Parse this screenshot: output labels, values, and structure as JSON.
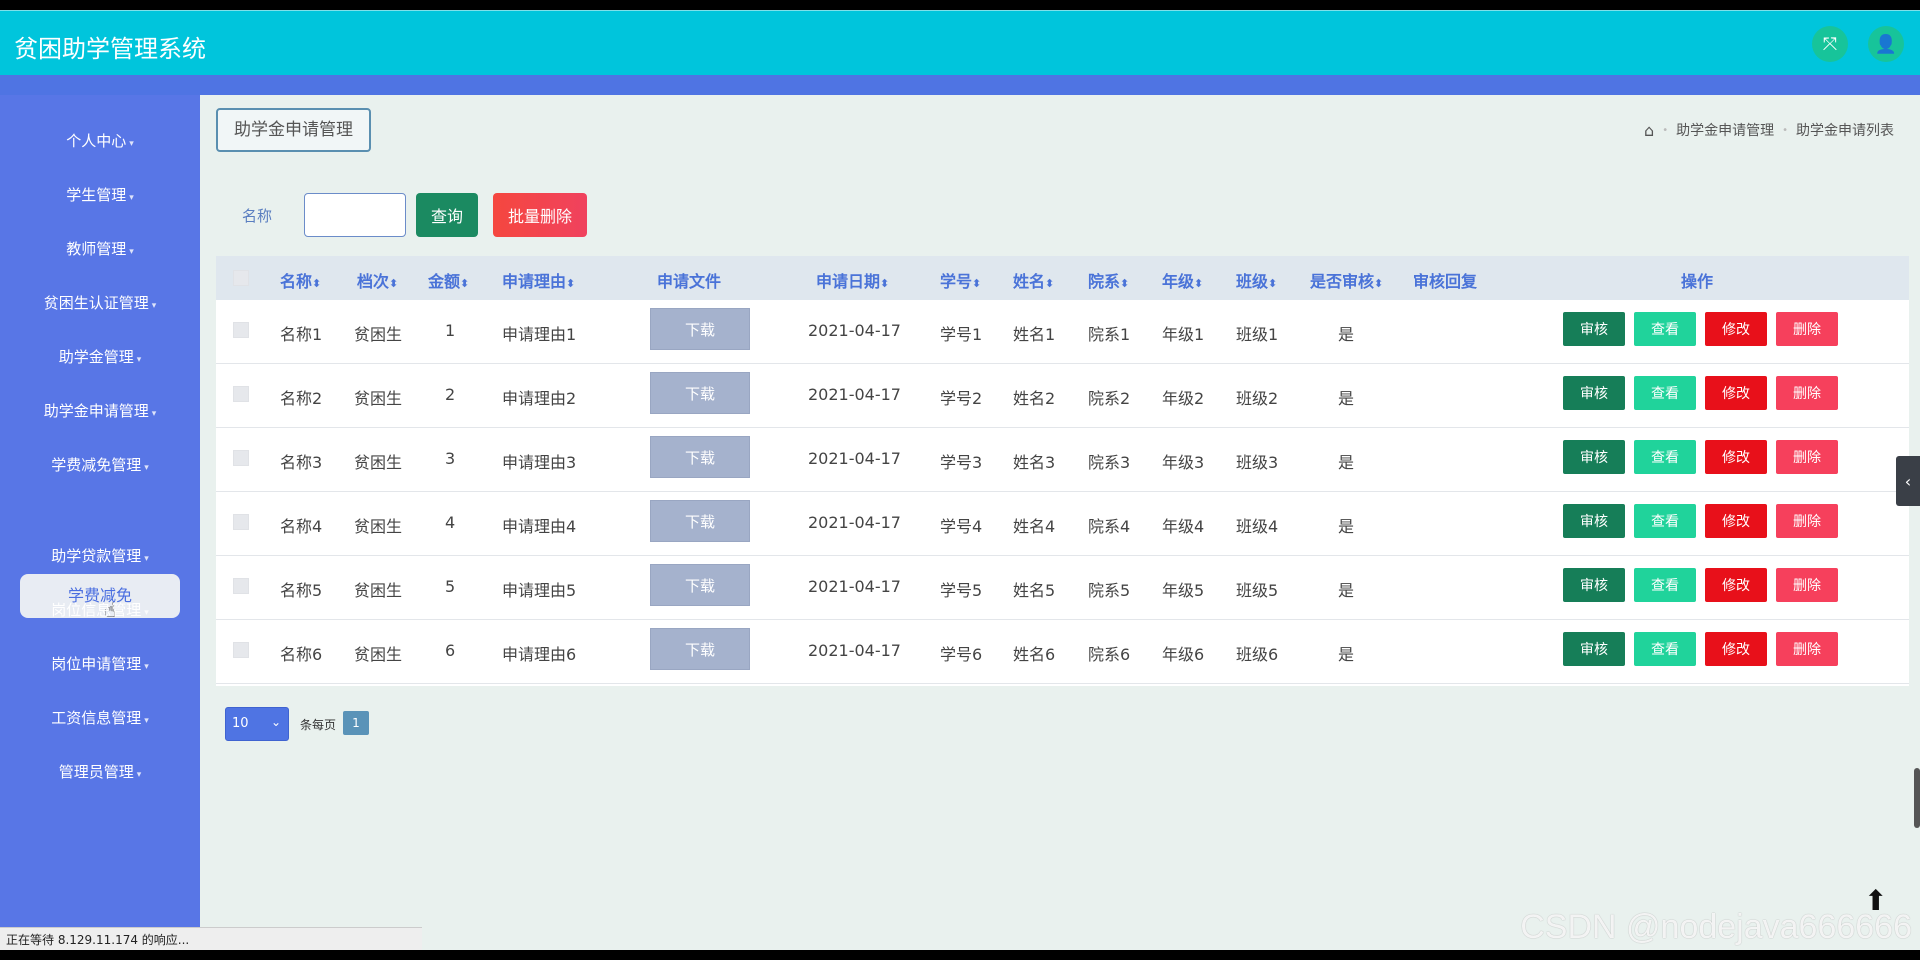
{
  "header": {
    "title": "贫困助学管理系统",
    "fullscreen_icon": "⤧",
    "user_icon": "👤"
  },
  "sidebar": {
    "items": [
      {
        "label": "个人中心"
      },
      {
        "label": "学生管理"
      },
      {
        "label": "教师管理"
      },
      {
        "label": "贫困生认证管理"
      },
      {
        "label": "助学金管理"
      },
      {
        "label": "助学金申请管理"
      },
      {
        "label": "学费减免管理"
      },
      {
        "label": "助学贷款管理"
      },
      {
        "label": "岗位信息管理"
      },
      {
        "label": "岗位申请管理"
      },
      {
        "label": "工资信息管理"
      },
      {
        "label": "管理员管理"
      }
    ],
    "active_sub": "学费减免",
    "status": "正在等待 8.129.11.174 的响应..."
  },
  "page": {
    "tag_title": "助学金申请管理",
    "breadcrumb": [
      "助学金申请管理",
      "助学金申请列表"
    ]
  },
  "search": {
    "label": "名称",
    "value": "",
    "query_label": "查询",
    "batch_delete_label": "批量删除"
  },
  "table": {
    "headers": [
      "名称",
      "档次",
      "金额",
      "申请理由",
      "申请文件",
      "申请日期",
      "学号",
      "姓名",
      "院系",
      "年级",
      "班级",
      "是否审核",
      "审核回复",
      "操作"
    ],
    "download_label": "下载",
    "actions": {
      "audit": "审核",
      "view": "查看",
      "edit": "修改",
      "delete": "删除"
    },
    "rows": [
      {
        "name": "名称1",
        "level": "贫困生",
        "amount": "1",
        "reason": "申请理由1",
        "date": "2021-04-17",
        "sid": "学号1",
        "sname": "姓名1",
        "dept": "院系1",
        "grade": "年级1",
        "class": "班级1",
        "audited": "是",
        "reply": ""
      },
      {
        "name": "名称2",
        "level": "贫困生",
        "amount": "2",
        "reason": "申请理由2",
        "date": "2021-04-17",
        "sid": "学号2",
        "sname": "姓名2",
        "dept": "院系2",
        "grade": "年级2",
        "class": "班级2",
        "audited": "是",
        "reply": ""
      },
      {
        "name": "名称3",
        "level": "贫困生",
        "amount": "3",
        "reason": "申请理由3",
        "date": "2021-04-17",
        "sid": "学号3",
        "sname": "姓名3",
        "dept": "院系3",
        "grade": "年级3",
        "class": "班级3",
        "audited": "是",
        "reply": ""
      },
      {
        "name": "名称4",
        "level": "贫困生",
        "amount": "4",
        "reason": "申请理由4",
        "date": "2021-04-17",
        "sid": "学号4",
        "sname": "姓名4",
        "dept": "院系4",
        "grade": "年级4",
        "class": "班级4",
        "audited": "是",
        "reply": ""
      },
      {
        "name": "名称5",
        "level": "贫困生",
        "amount": "5",
        "reason": "申请理由5",
        "date": "2021-04-17",
        "sid": "学号5",
        "sname": "姓名5",
        "dept": "院系5",
        "grade": "年级5",
        "class": "班级5",
        "audited": "是",
        "reply": ""
      },
      {
        "name": "名称6",
        "level": "贫困生",
        "amount": "6",
        "reason": "申请理由6",
        "date": "2021-04-17",
        "sid": "学号6",
        "sname": "姓名6",
        "dept": "院系6",
        "grade": "年级6",
        "class": "班级6",
        "audited": "是",
        "reply": ""
      }
    ]
  },
  "pagination": {
    "page_size": "10",
    "per_page_label": "条每页",
    "current_page": "1"
  },
  "watermark": "CSDN @nodejava666666"
}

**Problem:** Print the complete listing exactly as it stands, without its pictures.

**Answer below:**
Parse this screenshot: output labels, values, and structure as JSON.
{
  "header": {
    "title": "贫困助学管理系统",
    "fullscreen_icon": "⤧",
    "user_icon": "👤"
  },
  "sidebar": {
    "items": [
      {
        "label": "个人中心"
      },
      {
        "label": "学生管理"
      },
      {
        "label": "教师管理"
      },
      {
        "label": "贫困生认证管理"
      },
      {
        "label": "助学金管理"
      },
      {
        "label": "助学金申请管理"
      },
      {
        "label": "学费减免管理"
      },
      {
        "label": "助学贷款管理"
      },
      {
        "label": "岗位信息管理"
      },
      {
        "label": "岗位申请管理"
      },
      {
        "label": "工资信息管理"
      },
      {
        "label": "管理员管理"
      }
    ],
    "active_sub": "学费减免",
    "status": "正在等待 8.129.11.174 的响应..."
  },
  "page": {
    "tag_title": "助学金申请管理",
    "breadcrumb": [
      "助学金申请管理",
      "助学金申请列表"
    ]
  },
  "search": {
    "label": "名称",
    "value": "",
    "query_label": "查询",
    "batch_delete_label": "批量删除"
  },
  "table": {
    "headers": [
      "名称",
      "档次",
      "金额",
      "申请理由",
      "申请文件",
      "申请日期",
      "学号",
      "姓名",
      "院系",
      "年级",
      "班级",
      "是否审核",
      "审核回复",
      "操作"
    ],
    "download_label": "下载",
    "actions": {
      "audit": "审核",
      "view": "查看",
      "edit": "修改",
      "delete": "删除"
    },
    "rows": [
      {
        "name": "名称1",
        "level": "贫困生",
        "amount": "1",
        "reason": "申请理由1",
        "date": "2021-04-17",
        "sid": "学号1",
        "sname": "姓名1",
        "dept": "院系1",
        "grade": "年级1",
        "class": "班级1",
        "audited": "是",
        "reply": ""
      },
      {
        "name": "名称2",
        "level": "贫困生",
        "amount": "2",
        "reason": "申请理由2",
        "date": "2021-04-17",
        "sid": "学号2",
        "sname": "姓名2",
        "dept": "院系2",
        "grade": "年级2",
        "class": "班级2",
        "audited": "是",
        "reply": ""
      },
      {
        "name": "名称3",
        "level": "贫困生",
        "amount": "3",
        "reason": "申请理由3",
        "date": "2021-04-17",
        "sid": "学号3",
        "sname": "姓名3",
        "dept": "院系3",
        "grade": "年级3",
        "class": "班级3",
        "audited": "是",
        "reply": ""
      },
      {
        "name": "名称4",
        "level": "贫困生",
        "amount": "4",
        "reason": "申请理由4",
        "date": "2021-04-17",
        "sid": "学号4",
        "sname": "姓名4",
        "dept": "院系4",
        "grade": "年级4",
        "class": "班级4",
        "audited": "是",
        "reply": ""
      },
      {
        "name": "名称5",
        "level": "贫困生",
        "amount": "5",
        "reason": "申请理由5",
        "date": "2021-04-17",
        "sid": "学号5",
        "sname": "姓名5",
        "dept": "院系5",
        "grade": "年级5",
        "class": "班级5",
        "audited": "是",
        "reply": ""
      },
      {
        "name": "名称6",
        "level": "贫困生",
        "amount": "6",
        "reason": "申请理由6",
        "date": "2021-04-17",
        "sid": "学号6",
        "sname": "姓名6",
        "dept": "院系6",
        "grade": "年级6",
        "class": "班级6",
        "audited": "是",
        "reply": ""
      }
    ]
  },
  "pagination": {
    "page_size": "10",
    "per_page_label": "条每页",
    "current_page": "1"
  },
  "watermark": "CSDN @nodejava666666"
}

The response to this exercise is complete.